Michael Ashcroft’s latest collection of focus groups and polling around a specific election, Hopes and Fears: Trump, Clinton, the voters and the future looks at the 2016 US Presidential election with a strong passing showing for the 2016 British referendum on the European Union.
The referendum features so strongly not only because it is another contest he has polled, but also because the tale of both elections is in one respect the same: political pundits surprised by a result that was caused by voters who feel left behind by economic growth and at odds with changing society.
Ashcroft’s research suggests that Donald Trump’s supporters were not blind to his faults. They saw him as flawed but judged Hillary Clinton to be even more of a flawed choice, especially as she represented a continuation of a status quo which did not suit them.
There are some fascinating details scattered through the text, especially this one regarding how much fake news spread on Facebook mattered. Or rather didn’t matter:
Just over a quarter of voters [said] they had used Facebook to share political information. But we also found that Facebook sharers’ mean likelihood of believing the controversial theories listed above [a series of fake news examples] was not significantly higher than for the population as a whole.
That backs up other research which also suggests the gloom over fake news can be much overdone.
When it comes to the future of US politics, Ashcroft wisely does not go overboard on assuming that those who won have a happy outlook ahead of them and that those who lost must radically change. Rather, he reminds the reader that both Democrats and Republicans have different reasons to fear the future, and a wise candidate for either party will seek to address them.

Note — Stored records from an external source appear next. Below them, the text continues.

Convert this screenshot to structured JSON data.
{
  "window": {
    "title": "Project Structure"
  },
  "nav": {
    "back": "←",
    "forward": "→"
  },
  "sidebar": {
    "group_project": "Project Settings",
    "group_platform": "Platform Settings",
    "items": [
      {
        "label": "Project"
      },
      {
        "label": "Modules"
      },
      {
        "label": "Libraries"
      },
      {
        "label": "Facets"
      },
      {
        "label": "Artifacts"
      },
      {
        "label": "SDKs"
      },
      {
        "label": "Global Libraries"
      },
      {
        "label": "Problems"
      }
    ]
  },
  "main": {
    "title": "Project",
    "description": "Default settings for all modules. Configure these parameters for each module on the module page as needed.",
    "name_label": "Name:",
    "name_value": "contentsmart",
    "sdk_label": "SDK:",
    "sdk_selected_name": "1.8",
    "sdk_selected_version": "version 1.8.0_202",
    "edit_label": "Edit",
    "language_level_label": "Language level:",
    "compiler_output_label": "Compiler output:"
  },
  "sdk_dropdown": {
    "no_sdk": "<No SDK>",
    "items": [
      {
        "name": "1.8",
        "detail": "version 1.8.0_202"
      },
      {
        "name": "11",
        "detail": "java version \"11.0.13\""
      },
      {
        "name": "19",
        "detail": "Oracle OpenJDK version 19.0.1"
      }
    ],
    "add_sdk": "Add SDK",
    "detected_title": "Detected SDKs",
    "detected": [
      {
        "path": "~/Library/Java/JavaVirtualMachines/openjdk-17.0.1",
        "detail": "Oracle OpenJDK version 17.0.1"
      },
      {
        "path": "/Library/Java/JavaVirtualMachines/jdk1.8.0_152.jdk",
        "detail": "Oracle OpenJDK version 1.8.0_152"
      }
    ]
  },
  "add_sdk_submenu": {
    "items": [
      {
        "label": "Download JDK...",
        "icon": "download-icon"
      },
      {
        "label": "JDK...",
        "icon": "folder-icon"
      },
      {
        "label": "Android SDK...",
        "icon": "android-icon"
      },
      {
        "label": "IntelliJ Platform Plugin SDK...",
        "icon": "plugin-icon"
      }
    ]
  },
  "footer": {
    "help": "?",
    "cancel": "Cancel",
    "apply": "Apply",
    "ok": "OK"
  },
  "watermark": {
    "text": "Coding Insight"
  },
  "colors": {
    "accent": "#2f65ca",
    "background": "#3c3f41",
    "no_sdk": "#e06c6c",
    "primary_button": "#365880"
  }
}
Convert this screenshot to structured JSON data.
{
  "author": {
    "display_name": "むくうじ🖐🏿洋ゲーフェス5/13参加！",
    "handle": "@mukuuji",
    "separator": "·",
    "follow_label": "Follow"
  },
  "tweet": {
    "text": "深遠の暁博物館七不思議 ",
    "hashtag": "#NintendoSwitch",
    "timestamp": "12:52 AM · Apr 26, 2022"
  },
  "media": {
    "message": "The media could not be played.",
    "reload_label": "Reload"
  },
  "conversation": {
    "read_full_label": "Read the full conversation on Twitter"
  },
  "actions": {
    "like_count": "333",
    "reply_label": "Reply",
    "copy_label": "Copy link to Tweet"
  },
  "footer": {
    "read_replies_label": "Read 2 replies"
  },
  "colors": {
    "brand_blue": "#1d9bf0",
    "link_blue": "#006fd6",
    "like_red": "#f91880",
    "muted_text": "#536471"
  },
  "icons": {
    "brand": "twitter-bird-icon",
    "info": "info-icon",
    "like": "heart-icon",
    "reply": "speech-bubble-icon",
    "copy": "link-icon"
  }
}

If you like this, you might also be interested in Minority Verdict.
Note: a review copy of this book was provided to me by the publisher.